Yet can there be too much of a good thing? Murray says while several thousand U.S. fleets use at least one of the systems, much fewer carriers have multiple systems; in part because of possible sensory overload.
“If I’m coming up to traffic that is stopped abruptly... the collision warning system is going off because I’m coming up on a car, so now I’m going to start to turn the wheel to avoid a rear-end accident so my lane departure warning system is going to go off,” Murray says. “Then as the trailer or tractor starts to lean, the yaw sensors are going to say you may be getting into a roll-over situation.”
The answer is to keep working on a better way to incorporate all these safety systems, Murray says.
“We can’t necessarily wait for OEM-level systems to come out in five years; we’ve got to do something much sooner than that,” Murray says. “If we can develop some kind of aftermarket plug-and-play device that allows a carrier to comfortably invest in all (collision mitigation) technologies, knowing they’ll work together, that would move these technologies forward much more quickly.”
Murray says with the FMSCA looking to reduce fatal accidents, voluntary adoption of these technologies is a top industry priority. He says fleets need to stay in front of regulatory compliance before something is mandated by the government.
“Everyone from industry and government is eager to fast-track (these systems) so we can benefit out there quickly, because accidents are extremely costly,” he says.

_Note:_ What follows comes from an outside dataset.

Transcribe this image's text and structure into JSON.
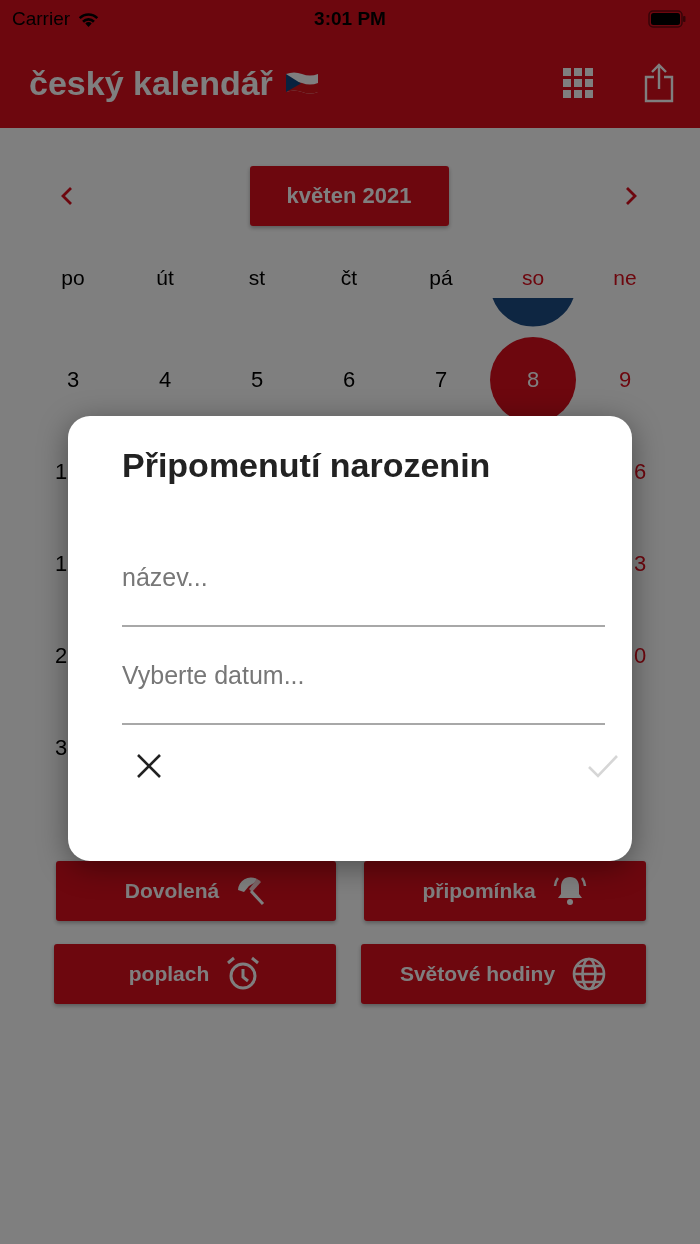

In the February issue of Fleet Maintenance, we’ll take a look at other related safety systems for heavy duty vehicles—rollover and stability—and see how fleets are increasingly using these technologies to keep their trucks on the road and their businesses in the black.